TASK: An exact reproduction of all the entries below is required.

(Items from an interface collection)
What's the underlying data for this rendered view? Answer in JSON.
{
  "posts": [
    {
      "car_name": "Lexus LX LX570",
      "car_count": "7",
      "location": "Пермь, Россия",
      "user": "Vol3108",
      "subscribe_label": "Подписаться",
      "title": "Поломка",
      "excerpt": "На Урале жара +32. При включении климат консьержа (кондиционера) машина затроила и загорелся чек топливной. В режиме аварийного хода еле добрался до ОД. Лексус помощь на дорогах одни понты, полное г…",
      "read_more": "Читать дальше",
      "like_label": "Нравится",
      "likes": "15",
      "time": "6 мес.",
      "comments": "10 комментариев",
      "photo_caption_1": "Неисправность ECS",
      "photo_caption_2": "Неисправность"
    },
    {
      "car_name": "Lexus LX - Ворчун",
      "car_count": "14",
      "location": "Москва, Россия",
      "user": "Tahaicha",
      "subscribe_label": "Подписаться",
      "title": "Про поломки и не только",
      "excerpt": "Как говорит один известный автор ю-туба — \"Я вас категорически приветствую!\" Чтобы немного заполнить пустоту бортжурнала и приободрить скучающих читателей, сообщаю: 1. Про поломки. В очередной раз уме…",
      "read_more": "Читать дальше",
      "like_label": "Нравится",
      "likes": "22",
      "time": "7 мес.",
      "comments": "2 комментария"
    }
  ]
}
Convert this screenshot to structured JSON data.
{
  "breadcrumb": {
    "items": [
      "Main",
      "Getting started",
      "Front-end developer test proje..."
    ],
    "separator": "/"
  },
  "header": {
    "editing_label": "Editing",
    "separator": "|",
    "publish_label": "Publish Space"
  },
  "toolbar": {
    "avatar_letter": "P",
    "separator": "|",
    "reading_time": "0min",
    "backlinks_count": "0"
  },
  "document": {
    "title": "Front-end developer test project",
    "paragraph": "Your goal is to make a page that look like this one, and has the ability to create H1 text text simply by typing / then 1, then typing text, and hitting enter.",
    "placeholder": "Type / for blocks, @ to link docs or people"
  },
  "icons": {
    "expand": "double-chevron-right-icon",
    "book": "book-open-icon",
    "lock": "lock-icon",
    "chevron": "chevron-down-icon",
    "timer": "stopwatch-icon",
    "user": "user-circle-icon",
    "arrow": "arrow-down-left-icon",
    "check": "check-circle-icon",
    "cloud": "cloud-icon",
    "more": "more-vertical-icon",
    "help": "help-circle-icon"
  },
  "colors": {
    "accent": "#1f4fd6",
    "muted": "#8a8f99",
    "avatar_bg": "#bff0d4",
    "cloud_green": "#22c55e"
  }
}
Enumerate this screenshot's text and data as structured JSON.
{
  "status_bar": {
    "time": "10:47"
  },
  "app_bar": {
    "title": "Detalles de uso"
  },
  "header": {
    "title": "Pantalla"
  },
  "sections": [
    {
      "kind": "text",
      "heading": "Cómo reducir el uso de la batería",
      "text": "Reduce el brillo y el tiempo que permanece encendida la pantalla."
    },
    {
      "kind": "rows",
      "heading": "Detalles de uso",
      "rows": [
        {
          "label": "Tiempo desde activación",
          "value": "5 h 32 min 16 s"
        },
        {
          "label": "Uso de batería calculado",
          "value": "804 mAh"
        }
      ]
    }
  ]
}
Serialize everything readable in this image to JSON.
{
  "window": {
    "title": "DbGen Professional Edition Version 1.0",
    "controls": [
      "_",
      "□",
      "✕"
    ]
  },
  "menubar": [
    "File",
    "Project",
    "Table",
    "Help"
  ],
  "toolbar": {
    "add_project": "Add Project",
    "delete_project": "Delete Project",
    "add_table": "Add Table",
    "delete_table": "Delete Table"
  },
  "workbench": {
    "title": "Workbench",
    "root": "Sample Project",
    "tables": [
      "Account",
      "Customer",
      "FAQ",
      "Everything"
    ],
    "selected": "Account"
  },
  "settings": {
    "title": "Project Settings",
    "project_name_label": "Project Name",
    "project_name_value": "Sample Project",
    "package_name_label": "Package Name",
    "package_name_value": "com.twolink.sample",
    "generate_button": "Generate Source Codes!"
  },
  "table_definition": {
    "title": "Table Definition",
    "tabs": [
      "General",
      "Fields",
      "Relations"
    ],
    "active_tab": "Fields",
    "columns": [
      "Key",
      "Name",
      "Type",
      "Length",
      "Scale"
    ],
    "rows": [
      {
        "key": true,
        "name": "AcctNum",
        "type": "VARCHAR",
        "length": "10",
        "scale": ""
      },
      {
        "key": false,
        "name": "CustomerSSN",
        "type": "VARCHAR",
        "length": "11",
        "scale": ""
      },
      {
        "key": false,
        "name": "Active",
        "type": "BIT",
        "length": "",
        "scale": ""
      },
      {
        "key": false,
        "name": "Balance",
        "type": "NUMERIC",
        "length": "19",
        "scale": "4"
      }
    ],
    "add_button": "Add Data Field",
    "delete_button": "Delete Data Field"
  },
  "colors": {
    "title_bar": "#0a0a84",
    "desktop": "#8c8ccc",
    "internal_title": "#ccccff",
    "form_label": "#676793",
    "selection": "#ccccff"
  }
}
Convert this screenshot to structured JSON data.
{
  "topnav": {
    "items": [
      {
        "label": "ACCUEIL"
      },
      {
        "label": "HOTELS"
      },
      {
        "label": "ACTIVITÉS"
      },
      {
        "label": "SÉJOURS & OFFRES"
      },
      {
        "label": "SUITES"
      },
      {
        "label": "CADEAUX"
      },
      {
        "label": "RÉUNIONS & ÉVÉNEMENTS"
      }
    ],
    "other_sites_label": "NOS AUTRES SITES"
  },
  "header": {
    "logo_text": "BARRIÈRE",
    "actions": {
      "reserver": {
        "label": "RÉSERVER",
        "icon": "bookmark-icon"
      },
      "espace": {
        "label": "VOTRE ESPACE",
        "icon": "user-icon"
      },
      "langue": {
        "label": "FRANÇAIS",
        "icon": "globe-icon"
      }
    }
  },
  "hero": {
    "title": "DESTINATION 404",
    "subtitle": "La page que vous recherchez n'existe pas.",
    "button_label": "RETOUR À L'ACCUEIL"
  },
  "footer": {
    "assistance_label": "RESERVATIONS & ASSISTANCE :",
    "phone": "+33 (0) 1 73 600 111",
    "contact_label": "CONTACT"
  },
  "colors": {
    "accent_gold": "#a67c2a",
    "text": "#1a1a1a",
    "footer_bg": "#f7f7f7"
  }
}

RESPONSE FOR THIS EXERCISE:
What's the underlying data for this rendered view? Answer in JSON.
{
  "posts": [
    {
      "car_name": "Lexus LX LX570",
      "car_count": "7",
      "location": "Пермь, Россия",
      "user": "Vol3108",
      "subscribe_label": "Подписаться",
      "title": "Поломка",
      "excerpt": "На Урале жара +32. При включении климат консьержа (кондиционера) машина затроила и загорелся чек топливной. В режиме аварийного хода еле добрался до ОД. Лексус помощь на дорогах одни понты, полное г…",
      "read_more": "Читать дальше",
      "like_label": "Нравится",
      "likes": "15",
      "time": "6 мес.",
      "comments": "10 комментариев",
      "photo_caption_1": "Неисправность ECS",
      "photo_caption_2": "Неисправность"
    },
    {
      "car_name": "Lexus LX - Ворчун",
      "car_count": "14",
      "location": "Москва, Россия",
      "user": "Tahaicha",
      "subscribe_label": "Подписаться",
      "title": "Про поломки и не только",
      "excerpt": "Как говорит один известный автор ю-туба — \"Я вас категорически приветствую!\" Чтобы немного заполнить пустоту бортжурнала и приободрить скучающих читателей, сообщаю: 1. Про поломки. В очередной раз уме…",
      "read_more": "Читать дальше",
      "like_label": "Нравится",
      "likes": "22",
      "time": "7 мес.",
      "comments": "2 комментария"
    }
  ]
}
Convert this screenshot to structured JSON data.
{
  "breadcrumb": {
    "items": [
      "Main",
      "Getting started",
      "Front-end developer test proje..."
    ],
    "separator": "/"
  },
  "header": {
    "editing_label": "Editing",
    "separator": "|",
    "publish_label": "Publish Space"
  },
  "toolbar": {
    "avatar_letter": "P",
    "separator": "|",
    "reading_time": "0min",
    "backlinks_count": "0"
  },
  "document": {
    "title": "Front-end developer test project",
    "paragraph": "Your goal is to make a page that look like this one, and has the ability to create H1 text text simply by typing / then 1, then typing text, and hitting enter.",
    "placeholder": "Type / for blocks, @ to link docs or people"
  },
  "icons": {
    "expand": "double-chevron-right-icon",
    "book": "book-open-icon",
    "lock": "lock-icon",
    "chevron": "chevron-down-icon",
    "timer": "stopwatch-icon",
    "user": "user-circle-icon",
    "arrow": "arrow-down-left-icon",
    "check": "check-circle-icon",
    "cloud": "cloud-icon",
    "more": "more-vertical-icon",
    "help": "help-circle-icon"
  },
  "colors": {
    "accent": "#1f4fd6",
    "muted": "#8a8f99",
    "avatar_bg": "#bff0d4",
    "cloud_green": "#22c55e"
  }
}
Enumerate this screenshot's text and data as structured JSON.
{
  "status_bar": {
    "time": "10:47"
  },
  "app_bar": {
    "title": "Detalles de uso"
  },
  "header": {
    "title": "Pantalla"
  },
  "sections": [
    {
      "kind": "text",
      "heading": "Cómo reducir el uso de la batería",
      "text": "Reduce el brillo y el tiempo que permanece encendida la pantalla."
    },
    {
      "kind": "rows",
      "heading": "Detalles de uso",
      "rows": [
        {
          "label": "Tiempo desde activación",
          "value": "5 h 32 min 16 s"
        },
        {
          "label": "Uso de batería calculado",
          "value": "804 mAh"
        }
      ]
    }
  ]
}
Serialize everything readable in this image to JSON.
{
  "window": {
    "title": "DbGen Professional Edition Version 1.0",
    "controls": [
      "_",
      "□",
      "✕"
    ]
  },
  "menubar": [
    "File",
    "Project",
    "Table",
    "Help"
  ],
  "toolbar": {
    "add_project": "Add Project",
    "delete_project": "Delete Project",
    "add_table": "Add Table",
    "delete_table": "Delete Table"
  },
  "workbench": {
    "title": "Workbench",
    "root": "Sample Project",
    "tables": [
      "Account",
      "Customer",
      "FAQ",
      "Everything"
    ],
    "selected": "Account"
  },
  "settings": {
    "title": "Project Settings",
    "project_name_label": "Project Name",
    "project_name_value": "Sample Project",
    "package_name_label": "Package Name",
    "package_name_value": "com.twolink.sample",
    "generate_button": "Generate Source Codes!"
  },
  "table_definition": {
    "title": "Table Definition",
    "tabs": [
      "General",
      "Fields",
      "Relations"
    ],
    "active_tab": "Fields",
    "columns": [
      "Key",
      "Name",
      "Type",
      "Length",
      "Scale"
    ],
    "rows": [
      {
        "key": true,
        "name": "AcctNum",
        "type": "VARCHAR",
        "length": "10",
        "scale": ""
      },
      {
        "key": false,
        "name": "CustomerSSN",
        "type": "VARCHAR",
        "length": "11",
        "scale": ""
      },
      {
        "key": false,
        "name": "Active",
        "type": "BIT",
        "length": "",
        "scale": ""
      },
      {
        "key": false,
        "name": "Balance",
        "type": "NUMERIC",
        "length": "19",
        "scale": "4"
      }
    ],
    "add_button": "Add Data Field",
    "delete_button": "Delete Data Field"
  },
  "colors": {
    "title_bar": "#0a0a84",
    "desktop": "#8c8ccc",
    "internal_title": "#ccccff",
    "form_label": "#676793",
    "selection": "#ccccff"
  }
}
Convert this screenshot to structured JSON data.
{
  "topnav": {
    "items": [
      {
        "label": "ACCUEIL"
      },
      {
        "label": "HOTELS"
      },
      {
        "label": "ACTIVITÉS"
      },
      {
        "label": "SÉJOURS & OFFRES"
      },
      {
        "label": "SUITES"
      },
      {
        "label": "CADEAUX"
      },
      {
        "label": "RÉUNIONS & ÉVÉNEMENTS"
      }
    ],
    "other_sites_label": "NOS AUTRES SITES"
  },
  "header": {
    "logo_text": "BARRIÈRE",
    "actions": {
      "reserver": {
        "label": "RÉSERVER",
        "icon": "bookmark-icon"
      },
      "espace": {
        "label": "VOTRE ESPACE",
        "icon": "user-icon"
      },
      "langue": {
        "label": "FRANÇAIS",
        "icon": "globe-icon"
      }
    }
  },
  "hero": {
    "title": "DESTINATION 404",
    "subtitle": "La page que vous recherchez n'existe pas.",
    "button_label": "RETOUR À L'ACCUEIL"
  },
  "footer": {
    "assistance_label": "RESERVATIONS & ASSISTANCE :",
    "phone": "+33 (0) 1 73 600 111",
    "contact_label": "CONTACT"
  },
  "colors": {
    "accent_gold": "#a67c2a",
    "text": "#1a1a1a",
    "footer_bg": "#f7f7f7"
  }
}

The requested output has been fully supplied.